Beginning with the line that contains "Transcribe this image's", output each line below exactly through the last one, both included, and nothing else.

(Stored data)
=== Section Start ===

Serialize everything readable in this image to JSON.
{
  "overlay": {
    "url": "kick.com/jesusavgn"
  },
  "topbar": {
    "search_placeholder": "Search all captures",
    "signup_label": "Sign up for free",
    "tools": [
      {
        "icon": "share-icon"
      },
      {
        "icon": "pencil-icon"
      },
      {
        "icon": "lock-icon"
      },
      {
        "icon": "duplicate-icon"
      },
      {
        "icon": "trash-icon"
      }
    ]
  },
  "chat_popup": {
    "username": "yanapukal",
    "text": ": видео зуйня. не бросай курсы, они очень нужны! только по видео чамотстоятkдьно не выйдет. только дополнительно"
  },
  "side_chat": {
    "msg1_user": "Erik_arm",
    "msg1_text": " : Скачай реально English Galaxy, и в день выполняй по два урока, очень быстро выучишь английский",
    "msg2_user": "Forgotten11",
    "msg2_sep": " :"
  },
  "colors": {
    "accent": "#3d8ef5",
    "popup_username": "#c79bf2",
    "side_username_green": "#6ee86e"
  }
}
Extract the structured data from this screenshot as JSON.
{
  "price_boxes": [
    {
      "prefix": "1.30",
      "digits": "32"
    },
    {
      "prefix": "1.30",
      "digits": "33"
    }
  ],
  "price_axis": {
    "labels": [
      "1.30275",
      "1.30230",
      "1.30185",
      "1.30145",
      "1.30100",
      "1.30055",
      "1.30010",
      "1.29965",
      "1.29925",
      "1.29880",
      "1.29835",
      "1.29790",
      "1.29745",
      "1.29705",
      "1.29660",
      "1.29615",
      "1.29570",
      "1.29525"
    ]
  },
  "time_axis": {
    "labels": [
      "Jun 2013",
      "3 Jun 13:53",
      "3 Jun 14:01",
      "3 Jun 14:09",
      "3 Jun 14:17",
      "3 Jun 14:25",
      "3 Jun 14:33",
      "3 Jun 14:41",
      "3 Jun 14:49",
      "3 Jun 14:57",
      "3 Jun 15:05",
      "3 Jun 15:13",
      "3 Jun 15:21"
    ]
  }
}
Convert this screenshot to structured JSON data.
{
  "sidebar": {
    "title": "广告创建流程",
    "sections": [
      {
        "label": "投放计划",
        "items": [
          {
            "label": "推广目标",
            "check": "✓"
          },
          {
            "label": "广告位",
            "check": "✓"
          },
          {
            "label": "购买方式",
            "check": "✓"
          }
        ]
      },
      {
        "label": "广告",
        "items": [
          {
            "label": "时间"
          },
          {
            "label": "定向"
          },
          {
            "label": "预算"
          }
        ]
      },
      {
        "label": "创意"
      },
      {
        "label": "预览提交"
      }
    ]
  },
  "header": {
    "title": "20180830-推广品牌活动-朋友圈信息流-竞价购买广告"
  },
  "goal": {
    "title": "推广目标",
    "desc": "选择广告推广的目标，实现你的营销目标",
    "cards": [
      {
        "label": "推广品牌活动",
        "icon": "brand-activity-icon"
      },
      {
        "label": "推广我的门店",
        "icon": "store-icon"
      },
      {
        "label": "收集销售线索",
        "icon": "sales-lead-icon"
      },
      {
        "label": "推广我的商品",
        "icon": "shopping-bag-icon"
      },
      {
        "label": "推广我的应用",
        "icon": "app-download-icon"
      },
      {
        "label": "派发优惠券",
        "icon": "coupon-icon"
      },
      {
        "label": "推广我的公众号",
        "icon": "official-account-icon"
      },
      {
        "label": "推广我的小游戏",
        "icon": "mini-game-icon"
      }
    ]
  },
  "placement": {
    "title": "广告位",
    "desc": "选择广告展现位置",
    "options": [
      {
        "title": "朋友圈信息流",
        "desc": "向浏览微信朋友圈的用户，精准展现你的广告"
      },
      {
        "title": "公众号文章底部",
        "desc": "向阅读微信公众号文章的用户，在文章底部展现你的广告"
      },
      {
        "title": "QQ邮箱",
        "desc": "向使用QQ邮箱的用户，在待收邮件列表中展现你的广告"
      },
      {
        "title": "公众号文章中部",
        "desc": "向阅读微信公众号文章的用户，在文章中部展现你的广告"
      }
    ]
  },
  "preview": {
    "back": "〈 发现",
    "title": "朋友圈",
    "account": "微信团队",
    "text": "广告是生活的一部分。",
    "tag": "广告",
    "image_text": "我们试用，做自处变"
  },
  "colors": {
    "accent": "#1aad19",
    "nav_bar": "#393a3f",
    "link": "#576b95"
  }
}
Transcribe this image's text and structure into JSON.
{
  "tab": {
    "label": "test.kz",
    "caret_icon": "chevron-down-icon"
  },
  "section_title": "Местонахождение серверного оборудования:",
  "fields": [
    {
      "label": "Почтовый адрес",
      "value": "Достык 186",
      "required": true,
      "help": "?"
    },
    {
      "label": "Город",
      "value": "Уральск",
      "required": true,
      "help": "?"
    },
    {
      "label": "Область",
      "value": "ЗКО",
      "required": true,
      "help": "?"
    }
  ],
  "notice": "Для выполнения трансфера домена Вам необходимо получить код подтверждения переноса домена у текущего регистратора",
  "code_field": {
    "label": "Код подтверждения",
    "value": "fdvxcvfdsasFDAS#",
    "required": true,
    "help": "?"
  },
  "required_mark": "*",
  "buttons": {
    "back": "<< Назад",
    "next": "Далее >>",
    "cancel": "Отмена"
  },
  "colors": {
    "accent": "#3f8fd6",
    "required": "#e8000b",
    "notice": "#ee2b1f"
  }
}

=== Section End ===

_SOLUTION TO THIS TASK:_
Transcribe this image's text and structure into JSON.
{
  "tab": {
    "label": "test.kz",
    "caret_icon": "chevron-down-icon"
  },
  "section_title": "Местонахождение серверного оборудования:",
  "fields": [
    {
      "label": "Почтовый адрес",
      "value": "Достык 186",
      "required": true,
      "help": "?"
    },
    {
      "label": "Город",
      "value": "Уральск",
      "required": true,
      "help": "?"
    },
    {
      "label": "Область",
      "value": "ЗКО",
      "required": true,
      "help": "?"
    }
  ],
  "notice": "Для выполнения трансфера домена Вам необходимо получить код подтверждения переноса домена у текущего регистратора",
  "code_field": {
    "label": "Код подтверждения",
    "value": "fdvxcvfdsasFDAS#",
    "required": true,
    "help": "?"
  },
  "required_mark": "*",
  "buttons": {
    "back": "<< Назад",
    "next": "Далее >>",
    "cancel": "Отмена"
  },
  "colors": {
    "accent": "#3f8fd6",
    "required": "#e8000b",
    "notice": "#ee2b1f"
  }
}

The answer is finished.